Combine the flavors of halvah with a chocolate truffle (“a bite-sized chocolate confection usually made from ganache, a mixture of chocolate and cream”) as I have here, and I hope you will have a new favorite dessert. In marrying halvah and truffles, I replaced cream with whole sesame tahini (because whole sesame tahini has more calcium and a generous amount of magnesium too), and used toasted sesame seeds in place of cocoa powder. Voila! A new confection, just to shake things up a bit.
If the mood strikes, experiment with a few drops of rose-water, or a pinch of saffron too.
Makes about 20 truffles
|½ C raw honey (buckwheat* is great)||½ C whole sesame tahini (Oxygen brand)|

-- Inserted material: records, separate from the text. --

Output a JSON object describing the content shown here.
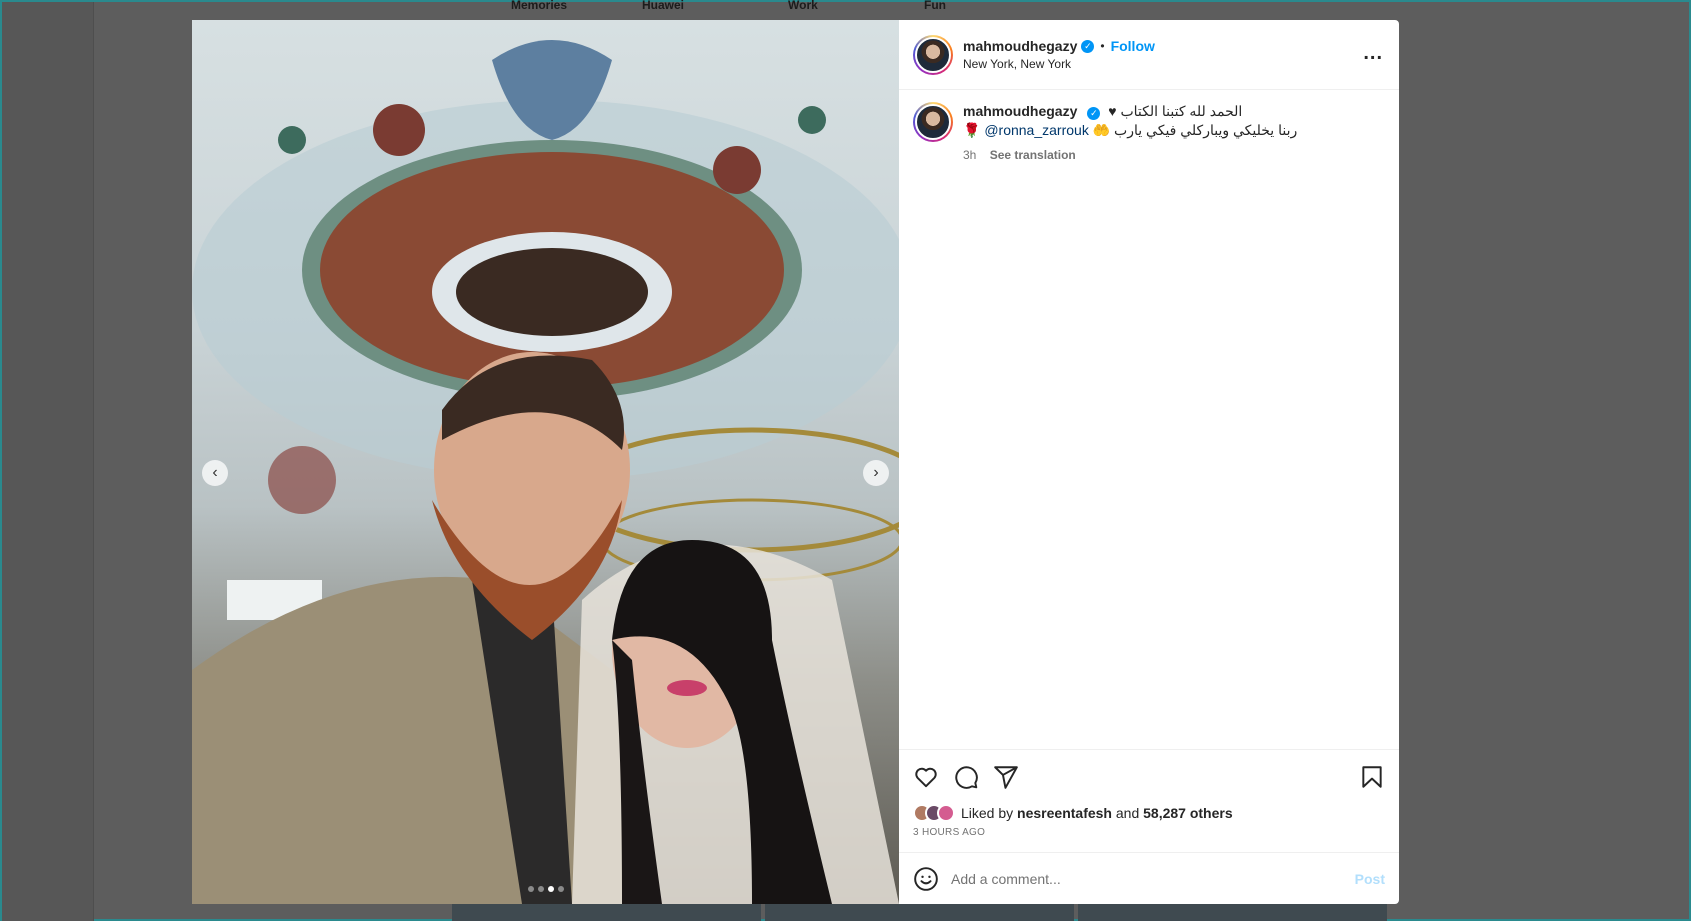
{
  "background": {
    "nav": [
      "Memories",
      "Huawei",
      "Work",
      "Fun"
    ]
  },
  "post": {
    "username": "mahmoudhegazy",
    "verified_mark": "✓",
    "follow_label": "Follow",
    "location": "New York, New York",
    "more_label": "...",
    "caption_line1": "الحمد لله كتبنا الكتاب ♥",
    "caption_line2": "ربنا يخليكي ويباركلي فيكي يارب",
    "mention": "@ronna_zarrouk",
    "time": "3h",
    "see_translation": "See translation",
    "liked_by_prefix": "Liked by",
    "liked_by_user": "nesreentafesh",
    "liked_by_and": "and",
    "liked_by_others": "58,287 others",
    "time_ago": "3 HOURS AGO",
    "comment_placeholder": "Add a comment...",
    "post_label": "Post",
    "carousel": {
      "count": 4,
      "active_index": 2
    }
  },
  "colors": {
    "accent": "#0095f6",
    "post_disabled": "#b2dffc",
    "backdrop": "#5d5d5d"
  },
  "icons": [
    "heart-icon",
    "comment-icon",
    "share-icon",
    "bookmark-icon",
    "emoji-icon",
    "more-icon",
    "chevron-left-icon",
    "chevron-right-icon",
    "verified-icon"
  ]
}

|⅓ C organic chocolate chips||¾ C whole, brown, unhulled sesame seeds (the hulls have the wonderful fiber called “lignans”)|
Put in the refrigerator and allow the ganache mixture to cool, about an hour. In the meantime, lightly toast the seeds in a dry frying pan until they start to pop and are aromatic. Leave them on a plate to cool.
Take the ganache out of the fridge, let stand until it comes to room temp, and then, using a teaspoon, scoop out and roll into small-ish truffle balls. Roll each ball in the sesame seeds. (I like to coat truffles thickly, but any remaining toasted sesame seeds will keep forever in a little glass jar in your frig or freezer.
Serve truffles at room temp. These do keep in an airtight container in the refrigerator.
*Why buckwheat honey? Buckwheat honey is a dark-colored honey with a stronger, spicier flavor, less water and more antioxidants. Like all raw honeys, it is antibacterial and anti-inflammatory.